Salford-born Ayub Khan-Din, writer of the play and subsequent film East Is East, returns to his home town with a National Theatre production of his latest play, Rafta, Rafta ('Slowly, Slowly'), directed by Nicholas Hytner.
The play is based on Bolton writer Bill Naughton's All In Good Time, filmed by the Boulting Brothers in 1966 as The Family Way starring John and Hayley Mills and Hywel Bennett. Young British Asian couple Atul and Vina return from their wedding to Atul's parents' house, where they are to live until they can find a place of their own. As they prepare to spend their first night together, a trick played by some younger relatives to make their bed collapse puts Atul off his stride; however when the marriage has still not been consummated after six weeks, tensions appear between the couple, and at some point the news is bound to leak out.
Khan-Din has taken the bare bones of Naughton's play and its Bolton setting and really made it his own. The British Asian characters and setting work perfectly and never appear contrived into the plot. This is a much more mature work than East Is East; although there is some great comedy, lots of serious family issues and revelations are dealt with sensitively and touchingly, even amongst the older characters. A surprise is saved for the closing moments of the play, although it has been cleverly set up before that, but the way in which the revelation is received is perhaps more surprising.

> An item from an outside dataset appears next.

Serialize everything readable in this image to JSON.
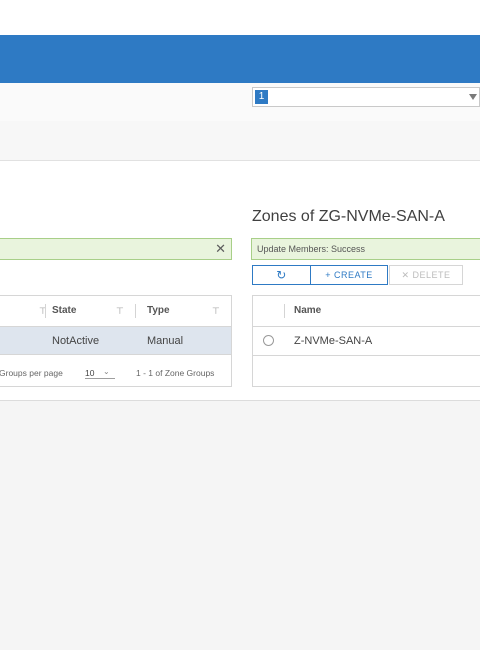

The obvious stand-out performance is of Harish Patel as Atul's father Eeshwar Dutt, who gives a whirlwind performance of this egotistical, frustrating but loveable show-off who means well but does not know how to communicate with his eldest son. His superb performance is equalled in stature by the slightly more subtle performance of Pooja Gai as his wife Lopa, who has some wonderful put-down lines to her husband - funny and serious - which are all delivered perfectly. Rokhsaneh Ghawam-Shahidi is very good as Vina, but Ronny Jhutti's pouty teenager performance as Atul often seems a little forced. There are also very good performances by Shaheen Khan and Kriss Dosanjh as Vina's mother and father.
Designer Tim Hatley's impressive set is a full-sized two-storey house with the front removed to reveal a living room and kitchen downstairs and two bedrooms upstairs, all with fantastically-detailed decor. When the play opens, the whole house rotates and swings into view with all of the cast already moving about on it; only the National Theatre could afford to tour a set that could do this for a single effect of less than a minute, but it is very effective.
This is a wonderful production with some incredible central performances that can move you to laughter and to tears from moment to moment.
Philip Fisher reviewed this production when it began life at the National Theatre
Reviewer: David Chadderton